- Task inputs
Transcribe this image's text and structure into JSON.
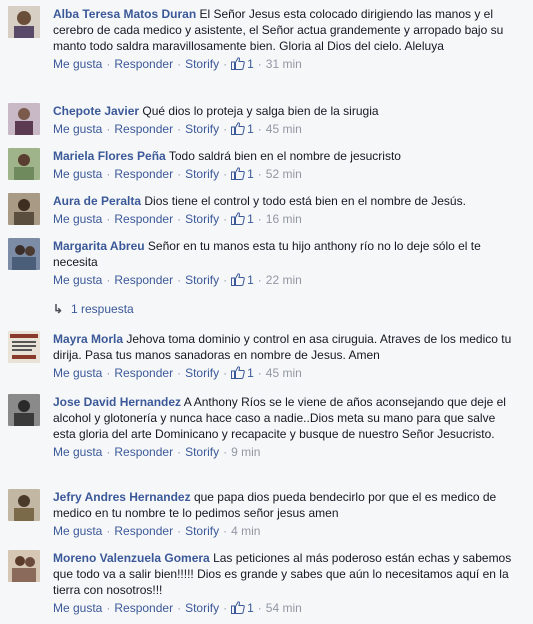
{
  "comments": [
    {
      "author": "Alba Teresa Matos Duran",
      "text": "El Señor Jesus esta colocado dirigiendo las manos y el cerebro de cada medico y asistente, el Señor actua grandemente y arropado bajo su manto todo saldra maravillosamente bien. Gloria al Dios del cielo. Aleluya",
      "like": "Me gusta",
      "reply": "Responder",
      "storify": "Storify",
      "likes": "1",
      "time": "31 min",
      "avatar_color": "#7a6a5a"
    },
    {
      "author": "Chepote Javier",
      "text": "Qué dios lo proteja y salga bien de la sirugia",
      "like": "Me gusta",
      "reply": "Responder",
      "storify": "Storify",
      "likes": "1",
      "time": "45 min",
      "avatar_color": "#5c3b52"
    },
    {
      "author": "Mariela Flores Peña",
      "text": "Todo saldrá bien en el nombre de jesucristo",
      "like": "Me gusta",
      "reply": "Responder",
      "storify": "Storify",
      "likes": "1",
      "time": "52 min",
      "avatar_color": "#6f8a5c"
    },
    {
      "author": "Aura de Peralta",
      "text": "Dios tiene el control y todo está bien en el nombre de Jesús.",
      "like": "Me gusta",
      "reply": "Responder",
      "storify": "Storify",
      "likes": "1",
      "time": "16 min",
      "avatar_color": "#5a4e3e"
    },
    {
      "author": "Margarita Abreu",
      "text": "Señor en tu manos esta tu hijo anthony río no lo deje sólo el te necesita",
      "like": "Me gusta",
      "reply": "Responder",
      "storify": "Storify",
      "likes": "1",
      "time": "22 min",
      "avatar_color": "#4a5e7a"
    },
    {
      "author": "Mayra Morla",
      "text": "Jehova toma dominio y control en asa ciruguia. Atraves de los medico tu dirija. Pasa tus manos sanadoras en nombre de Jesus. Amen",
      "like": "Me gusta",
      "reply": "Responder",
      "storify": "Storify",
      "likes": "1",
      "time": "45 min",
      "avatar_color": "#8a3a2a"
    },
    {
      "author": "Jose David Hernandez",
      "text": "A Anthony Ríos se le viene de años aconsejando que deje el alcohol y glotonería y nunca hace caso a nadie..Dios meta su mano para que salve esta gloria del arte Dominicano y recapacite y busque de nuestro Señor Jesucristo.",
      "like": "Me gusta",
      "reply": "Responder",
      "storify": "Storify",
      "likes": "",
      "time": "9 min",
      "avatar_color": "#3a3a3a"
    },
    {
      "author": "Jefry Andres Hernandez",
      "text": "que papa dios pueda bendecirlo por que el es medico de medico en tu nombre te lo pedimos señor jesus amen",
      "like": "Me gusta",
      "reply": "Responder",
      "storify": "Storify",
      "likes": "",
      "time": "4 min",
      "avatar_color": "#7a6a4a"
    },
    {
      "author": "Moreno Valenzuela Gomera",
      "text": "Las peticiones al más poderoso están echas y sabemos que todo va a salir bien!!!!! Dios es grande y sabes que aún lo necesitamos aquí en la tierra con nosotros!!!",
      "like": "Me gusta",
      "reply": "Responder",
      "storify": "Storify",
      "likes": "1",
      "time": "54 min",
      "avatar_color": "#8a6a5a"
    }
  ],
  "replies_link": "1 respuesta",
  "colors": {
    "link": "#3b5998",
    "meta": "#9197a3",
    "bg": "#f6f7f9"
  }
}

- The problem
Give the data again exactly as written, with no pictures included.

- Solution to this task
Transcribe this image's text and structure into JSON.
{
  "comments": [
    {
      "author": "Alba Teresa Matos Duran",
      "text": "El Señor Jesus esta colocado dirigiendo las manos y el cerebro de cada medico y asistente, el Señor actua grandemente y arropado bajo su manto todo saldra maravillosamente bien. Gloria al Dios del cielo. Aleluya",
      "like": "Me gusta",
      "reply": "Responder",
      "storify": "Storify",
      "likes": "1",
      "time": "31 min",
      "avatar_color": "#7a6a5a"
    },
    {
      "author": "Chepote Javier",
      "text": "Qué dios lo proteja y salga bien de la sirugia",
      "like": "Me gusta",
      "reply": "Responder",
      "storify": "Storify",
      "likes": "1",
      "time": "45 min",
      "avatar_color": "#5c3b52"
    },
    {
      "author": "Mariela Flores Peña",
      "text": "Todo saldrá bien en el nombre de jesucristo",
      "like": "Me gusta",
      "reply": "Responder",
      "storify": "Storify",
      "likes": "1",
      "time": "52 min",
      "avatar_color": "#6f8a5c"
    },
    {
      "author": "Aura de Peralta",
      "text": "Dios tiene el control y todo está bien en el nombre de Jesús.",
      "like": "Me gusta",
      "reply": "Responder",
      "storify": "Storify",
      "likes": "1",
      "time": "16 min",
      "avatar_color": "#5a4e3e"
    },
    {
      "author": "Margarita Abreu",
      "text": "Señor en tu manos esta tu hijo anthony río no lo deje sólo el te necesita",
      "like": "Me gusta",
      "reply": "Responder",
      "storify": "Storify",
      "likes": "1",
      "time": "22 min",
      "avatar_color": "#4a5e7a"
    },
    {
      "author": "Mayra Morla",
      "text": "Jehova toma dominio y control en asa ciruguia. Atraves de los medico tu dirija. Pasa tus manos sanadoras en nombre de Jesus. Amen",
      "like": "Me gusta",
      "reply": "Responder",
      "storify": "Storify",
      "likes": "1",
      "time": "45 min",
      "avatar_color": "#8a3a2a"
    },
    {
      "author": "Jose David Hernandez",
      "text": "A Anthony Ríos se le viene de años aconsejando que deje el alcohol y glotonería y nunca hace caso a nadie..Dios meta su mano para que salve esta gloria del arte Dominicano y recapacite y busque de nuestro Señor Jesucristo.",
      "like": "Me gusta",
      "reply": "Responder",
      "storify": "Storify",
      "likes": "",
      "time": "9 min",
      "avatar_color": "#3a3a3a"
    },
    {
      "author": "Jefry Andres Hernandez",
      "text": "que papa dios pueda bendecirlo por que el es medico de medico en tu nombre te lo pedimos señor jesus amen",
      "like": "Me gusta",
      "reply": "Responder",
      "storify": "Storify",
      "likes": "",
      "time": "4 min",
      "avatar_color": "#7a6a4a"
    },
    {
      "author": "Moreno Valenzuela Gomera",
      "text": "Las peticiones al más poderoso están echas y sabemos que todo va a salir bien!!!!! Dios es grande y sabes que aún lo necesitamos aquí en la tierra con nosotros!!!",
      "like": "Me gusta",
      "reply": "Responder",
      "storify": "Storify",
      "likes": "1",
      "time": "54 min",
      "avatar_color": "#8a6a5a"
    }
  ],
  "replies_link": "1 respuesta",
  "colors": {
    "link": "#3b5998",
    "meta": "#9197a3",
    "bg": "#f6f7f9"
  }
}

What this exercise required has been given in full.